:: Items from an interface collection ::
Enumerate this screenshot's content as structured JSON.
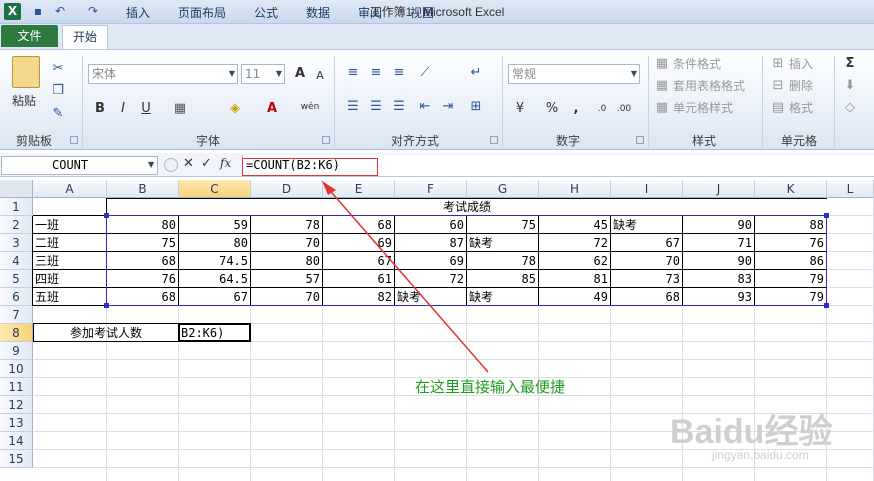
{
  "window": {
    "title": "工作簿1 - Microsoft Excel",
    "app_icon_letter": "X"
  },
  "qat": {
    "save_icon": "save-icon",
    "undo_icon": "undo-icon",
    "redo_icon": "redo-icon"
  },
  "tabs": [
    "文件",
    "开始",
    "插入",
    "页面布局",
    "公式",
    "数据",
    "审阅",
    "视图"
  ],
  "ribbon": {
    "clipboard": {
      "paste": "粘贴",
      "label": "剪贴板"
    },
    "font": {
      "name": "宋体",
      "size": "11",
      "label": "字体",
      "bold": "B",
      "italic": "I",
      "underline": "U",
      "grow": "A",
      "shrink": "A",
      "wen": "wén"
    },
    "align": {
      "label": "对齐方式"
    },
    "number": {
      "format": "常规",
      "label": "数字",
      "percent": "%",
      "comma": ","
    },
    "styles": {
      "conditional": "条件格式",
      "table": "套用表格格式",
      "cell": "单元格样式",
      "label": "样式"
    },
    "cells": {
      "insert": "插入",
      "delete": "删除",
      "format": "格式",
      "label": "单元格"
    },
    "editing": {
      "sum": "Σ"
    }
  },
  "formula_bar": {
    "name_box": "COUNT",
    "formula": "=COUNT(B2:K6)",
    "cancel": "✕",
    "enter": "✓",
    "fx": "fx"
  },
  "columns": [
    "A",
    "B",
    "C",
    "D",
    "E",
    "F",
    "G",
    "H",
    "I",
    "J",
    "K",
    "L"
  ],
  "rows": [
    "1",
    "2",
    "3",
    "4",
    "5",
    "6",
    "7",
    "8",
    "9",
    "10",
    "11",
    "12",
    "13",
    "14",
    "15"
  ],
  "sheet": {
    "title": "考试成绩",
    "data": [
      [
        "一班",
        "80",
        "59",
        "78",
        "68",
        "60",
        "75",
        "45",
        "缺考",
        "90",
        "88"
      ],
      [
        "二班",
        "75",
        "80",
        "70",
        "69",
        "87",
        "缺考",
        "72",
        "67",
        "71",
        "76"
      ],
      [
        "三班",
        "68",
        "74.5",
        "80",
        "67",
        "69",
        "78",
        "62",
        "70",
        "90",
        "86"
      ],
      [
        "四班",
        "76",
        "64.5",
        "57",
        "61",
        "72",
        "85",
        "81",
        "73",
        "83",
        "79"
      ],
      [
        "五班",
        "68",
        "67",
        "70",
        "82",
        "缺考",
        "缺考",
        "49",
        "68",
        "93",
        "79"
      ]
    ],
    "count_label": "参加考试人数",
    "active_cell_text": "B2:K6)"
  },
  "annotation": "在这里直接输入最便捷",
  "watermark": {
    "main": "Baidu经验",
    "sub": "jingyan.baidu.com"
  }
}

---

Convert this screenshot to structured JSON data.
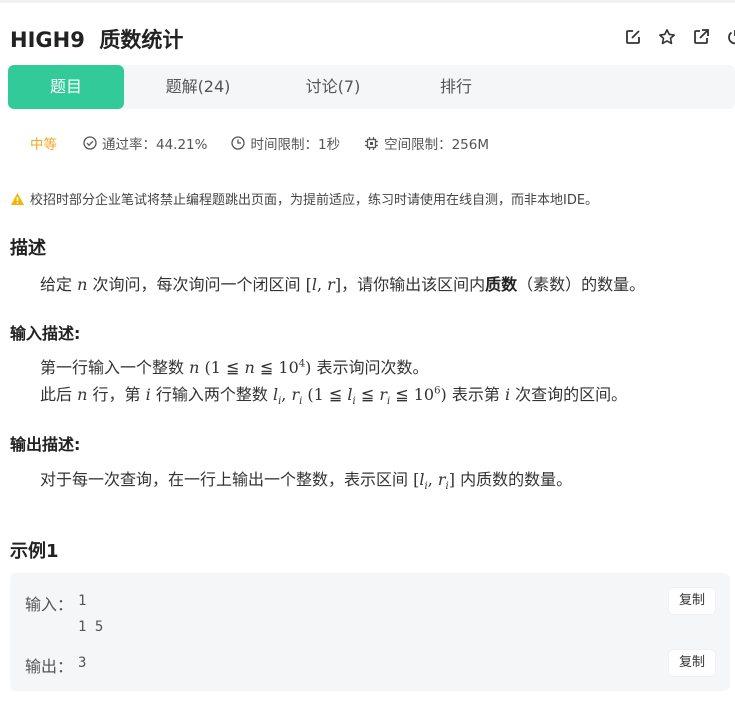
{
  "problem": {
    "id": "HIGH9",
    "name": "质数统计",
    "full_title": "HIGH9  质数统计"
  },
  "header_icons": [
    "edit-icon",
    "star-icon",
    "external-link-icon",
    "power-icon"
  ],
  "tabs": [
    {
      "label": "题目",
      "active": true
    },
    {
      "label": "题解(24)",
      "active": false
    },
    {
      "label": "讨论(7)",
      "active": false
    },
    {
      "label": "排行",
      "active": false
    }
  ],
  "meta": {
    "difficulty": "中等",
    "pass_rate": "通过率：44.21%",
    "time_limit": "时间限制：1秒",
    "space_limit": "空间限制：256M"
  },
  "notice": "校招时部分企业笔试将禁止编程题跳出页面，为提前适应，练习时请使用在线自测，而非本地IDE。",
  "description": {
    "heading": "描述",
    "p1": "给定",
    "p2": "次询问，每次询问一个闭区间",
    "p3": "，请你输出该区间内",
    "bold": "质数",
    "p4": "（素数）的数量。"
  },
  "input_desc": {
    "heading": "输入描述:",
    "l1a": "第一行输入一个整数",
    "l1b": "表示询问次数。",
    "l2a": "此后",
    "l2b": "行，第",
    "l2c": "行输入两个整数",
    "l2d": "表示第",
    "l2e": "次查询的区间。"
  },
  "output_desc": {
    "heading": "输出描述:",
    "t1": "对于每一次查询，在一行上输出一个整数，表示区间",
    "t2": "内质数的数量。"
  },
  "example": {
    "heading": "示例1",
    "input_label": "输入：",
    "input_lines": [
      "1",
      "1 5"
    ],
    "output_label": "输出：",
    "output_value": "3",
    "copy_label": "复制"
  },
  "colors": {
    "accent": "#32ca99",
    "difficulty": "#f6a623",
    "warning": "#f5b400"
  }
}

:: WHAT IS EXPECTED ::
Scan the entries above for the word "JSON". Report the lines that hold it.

:: SOLVED PROBLEM ::
Enumerate this screenshot's content as structured JSON.
Convert this screenshot to structured JSON data.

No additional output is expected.